The first leg of this project brought us to Tofino, on the west coast of Vancouver Island, as well as north to the Kitimat and Prince Rupert areas, with a four-person dive team and representatives from the BC government as well as our client. Our crew is looking forward to continuing this important work into the future, helping to clean up our BC coastline, one battery at a time.
When this historic site on the BC coast was purchased by new owners, we initially engaged with them to conduct an anchor survey and supply a simple location diagram. However, it quickly became apparent that these new owners needed more help.
The famous, floating Echo Bay Lodge needed new floatation supports in some spots, and had old structures that needed to be removed for safety concerns, in addition to needing an entirely new anchoring system.
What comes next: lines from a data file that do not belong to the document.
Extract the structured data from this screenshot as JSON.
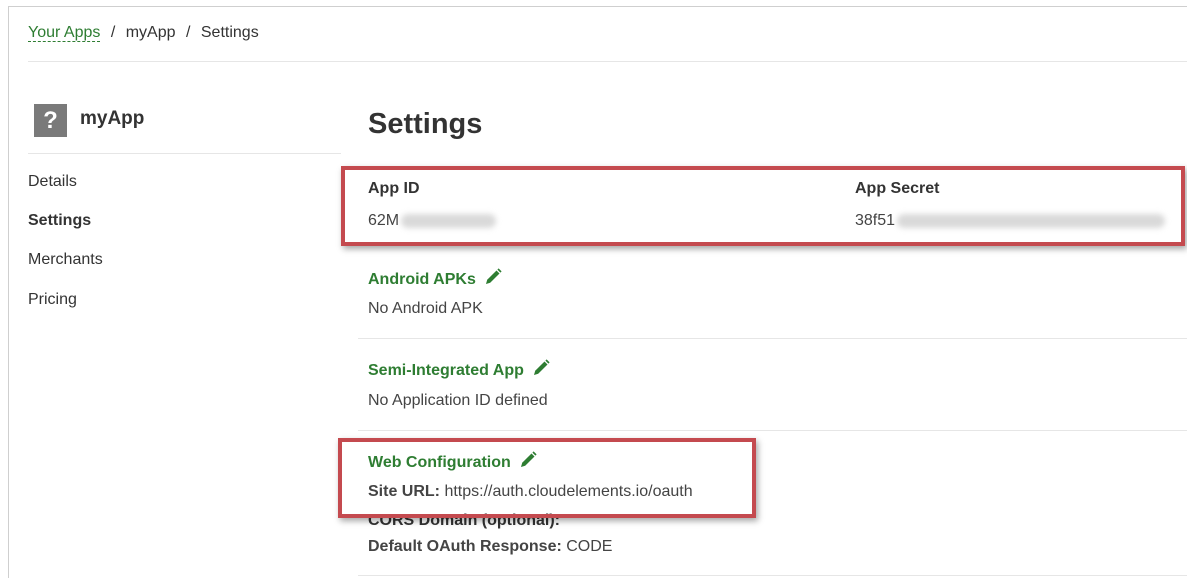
{
  "breadcrumb": {
    "root": "Your Apps",
    "separator": "/",
    "app": "myApp",
    "current": "Settings"
  },
  "sidebar": {
    "app_icon_glyph": "?",
    "app_name": "myApp",
    "items": [
      {
        "label": "Details",
        "active": false
      },
      {
        "label": "Settings",
        "active": true
      },
      {
        "label": "Merchants",
        "active": false
      },
      {
        "label": "Pricing",
        "active": false
      }
    ]
  },
  "main": {
    "title": "Settings",
    "credentials": {
      "app_id_label": "App ID",
      "app_id_prefix": "62M",
      "app_secret_label": "App Secret",
      "app_secret_prefix": "38f51"
    },
    "android": {
      "title": "Android APKs",
      "value": "No Android APK"
    },
    "semi_integrated": {
      "title": "Semi-Integrated App",
      "value": "No Application ID defined"
    },
    "web_config": {
      "title": "Web Configuration",
      "site_url_label": "Site URL:",
      "site_url_value": "https://auth.cloudelements.io/oauth",
      "cors_label": "CORS Domain (optional):",
      "oauth_label": "Default OAuth Response:",
      "oauth_value": "CODE"
    }
  },
  "colors": {
    "accent_green": "#2e7d32",
    "highlight_red": "#c44a4f"
  }
}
The new owners were slightly overwhelmed by the scope of the work needing to be done, and they didn’t have the staff on hand to help coordinate this project on top of the day-to-day running of the Lodge. Our team jumped into action to provide the additional support that was needed.
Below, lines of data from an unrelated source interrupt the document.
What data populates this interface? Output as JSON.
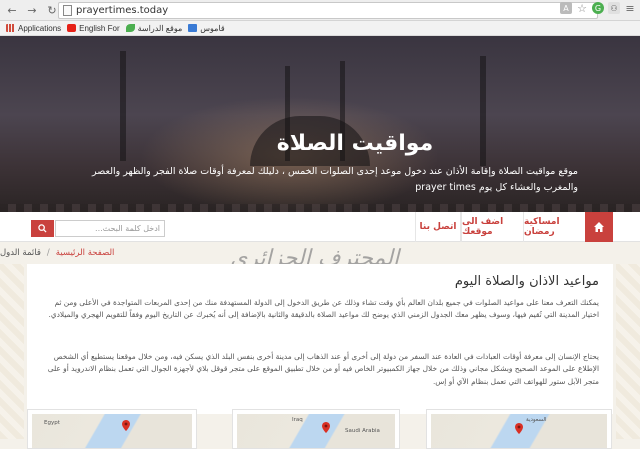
{
  "browser": {
    "url": "prayertimes.today",
    "bookmarks": [
      {
        "label": "Applications",
        "icon": "apps-grid-icon",
        "color": "#d04b3b"
      },
      {
        "label": "English For",
        "icon": "youtube-icon",
        "color": "#e62117"
      },
      {
        "label": "موقع الدراسة",
        "icon": "leaf-icon",
        "color": "#4caf50"
      },
      {
        "label": "قاموس",
        "icon": "book-icon",
        "color": "#3a7bd5"
      }
    ]
  },
  "hero": {
    "title": "مواقيت الصلاة",
    "description": "موقع مواقيت الصلاة وإقامة الأذان عند دخول موعد إحدى الصلوات الخمس ، دليلك لمعرفة أوقات صلاة الفجر والظهر والعصر والمغرب والعشاء كل يوم prayer times"
  },
  "nav": {
    "items": [
      "امساكية رمضان",
      "اضف الى موقعك",
      "اتصل بنا"
    ],
    "search_placeholder": "ادخل كلمة البحث...",
    "accent": "#c9413d"
  },
  "breadcrumb": {
    "home": "الصفحة الرئيسية",
    "separator": "/",
    "current": "قائمة الدول"
  },
  "watermark": "المحترف الجزائري",
  "content": {
    "title": "مواعيد الاذان والصلاة اليوم",
    "paragraph1": "يمكنك التعرف معنا على مواعيد الصلوات في جميع بلدان العالم بأي وقت تشاء وذلك عن طريق الدخول إلى الدولة المستهدفة منك من إحدى المربعات المتواجدة في الأعلى ومن ثم اختيار المدينة التي تُقيم فيها، وسوف يظهر معك الجدول الزمني الذي يوضح لك مواعيد الصلاة بالدقيقة والثانية بالإضافة إلى أنه يُخبرك عن التاريخ اليوم وفقاً للتقويم الهجري والميلادي.",
    "paragraph2": "يحتاج الإنسان إلى معرفة أوقات العبادات في العادة عند السفر من دولة إلى أخرى أو عند الذهاب إلى مدينة أخرى بنفس البلد الذي يسكن فيه، ومن خلال موقعنا يستطيع أي الشخص الإطلاع على الموعد الصحيح وبشكل مجاني وذلك من خلال جهاز الكمبيوتر الخاص فيه أو من خلال تطبيق الموقع على متجر قوقل بلاي لأجهزة الجوال التي تعمل بنظام الاندرويد أو على متجر الآبل ستور للهواتف التي تعمل بنظام الآي أو إس."
  },
  "maps": [
    {
      "label": "Egypt"
    },
    {
      "label": "Iraq"
    },
    {
      "label": "Saudi Arabia"
    },
    {
      "label": "السعودية"
    }
  ]
}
We came up with a plan to coordinate with a crew we already had in the area on another job, and offset client costs by sharing their accommodations. In addition, we linked in with an aquaculture client who helped us bring in a large crane to assist with anchor placement, which sped up the job considerably.
Overall, this project took over a month to complete with a two-person crew, the results being new floatation supports added, two old and damaged piers removed, and the lodge securely anchored and correctly placed. By utilizing resources already at hand, we were able to keep disruption to the Echo Bay community to a minimum while keeping costs as low as possible for the new owners.
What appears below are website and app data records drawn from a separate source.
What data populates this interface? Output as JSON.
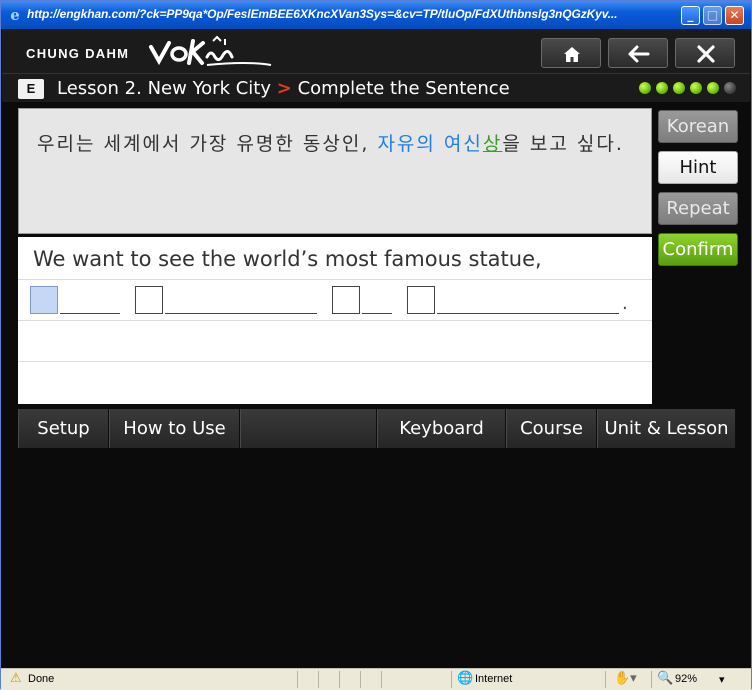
{
  "window": {
    "title": "http://engkhan.com/?ck=PP9qa*Op/FeslEmBEE6XKncXVan3Sys=&cv=TP/tluOp/FdXUthbnslg3nQGzKyv..."
  },
  "header": {
    "brand": "CHUNG DAHM",
    "logo_text": "VoKhan",
    "buttons": [
      "home",
      "back",
      "close"
    ]
  },
  "lesson_bar": {
    "level": "E",
    "lesson": "Lesson 2. New York City",
    "separator": ">",
    "activity": "Complete the Sentence",
    "progress": {
      "filled": 5,
      "total": 6
    }
  },
  "korean": {
    "before": "우리는 세계에서 가장 유명한 동상인, ",
    "highlight_blue": "자유의 여신",
    "highlight_green": "상",
    "after": "을 보고 싶다."
  },
  "english": {
    "sentence": "We want to see the world’s most famous statue,",
    "ending": "."
  },
  "side_buttons": {
    "korean": "Korean",
    "hint": "Hint",
    "repeat": "Repeat",
    "confirm": "Confirm"
  },
  "bottom_nav": [
    "Setup",
    "How to Use",
    "",
    "Keyboard",
    "Course",
    "Unit & Lesson"
  ],
  "statusbar": {
    "status": "Done",
    "zone": "Internet",
    "zoom": "92%"
  },
  "colors": {
    "titlebar": "#0a5bd9",
    "confirm": "#6cb41b",
    "korean_highlight": "#1f7ee0",
    "korean_highlight_green": "#3d9b2a",
    "separator": "#e53a1d"
  }
}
When an aquaculture site is decommissioned, it is a requirement that they engage with a contractor to provide underwater clean-up services at the site. Our team has been heavily involved in multiple projects of this kind, and we are one of the most experienced underwater clean-up crews on the coast.
In addition, we are committed to working with First Nations in whose territory we are operating, which often means that First Nation guardians or observers become a part of our team on these projects.
Clean-up jobs begin with a detailed plan that outlines crew size, equipment needed, conditions both underwater and above water of the site, client expectations and data collection. Some of these variables won’t be known until after we conduct a preliminary survey.
Factors such as site depth play a major role in these projects – many aquaculture sites are located in waters that are too deep to be safe for our divers. This is when our ROV fleet becomes indispensable.
The purpose of the preliminary survey is to first gauge how many items need to be recovered from the ocean floor and second, what those items are. Heavy weight blocks are more challenging to recover back to the surface than netting or lighter debris – conducting a preliminary survey allows us to let the client know exactly how long the clean-up will take, how many items we expect to recover, and whether we may need additional supports, such as a crane barge, throughout the operation.
Underwater clean-ups are usually a multi-week or multi-month project, and can utilize more than one vessel and ROV unit at a time. We are proud of our ability to execute these jobs in a timely fashion, helping to restore ocean environments to their natural state.
On the Sunshine Coast of BC, near Earl’s Cove, we successfully completed a dual-environmental survey at a private residence which planned on installing a new dock. These surveys are critical for both companies and private owners as a part of the permits and approvals process when looking to install new docks or moorage.
This project utilized one of our Seabotix ROV’s as well as our custom-built SeaVeyor IV vessel. Underwater transects were flown at 10m intervals over the proposed dock site, moving from deep water into the shoreline. Each transect was digitally recorded for analysis. Photos of the terrestrial area were also obtained, and the crew conducted a riparian survey. Both of these surveys were completed in one day.
Back at our office in Black Creek, the underwater video footage was analyzed. Our team concluded that there would be no negative impacts to the benthic environment or any sensitive habitat by installing a dock in that location. The survey and final report were carried out by our in-house Environmental Assessment Biologist Luke Denbigh and Environmental Technician Chris Boldt.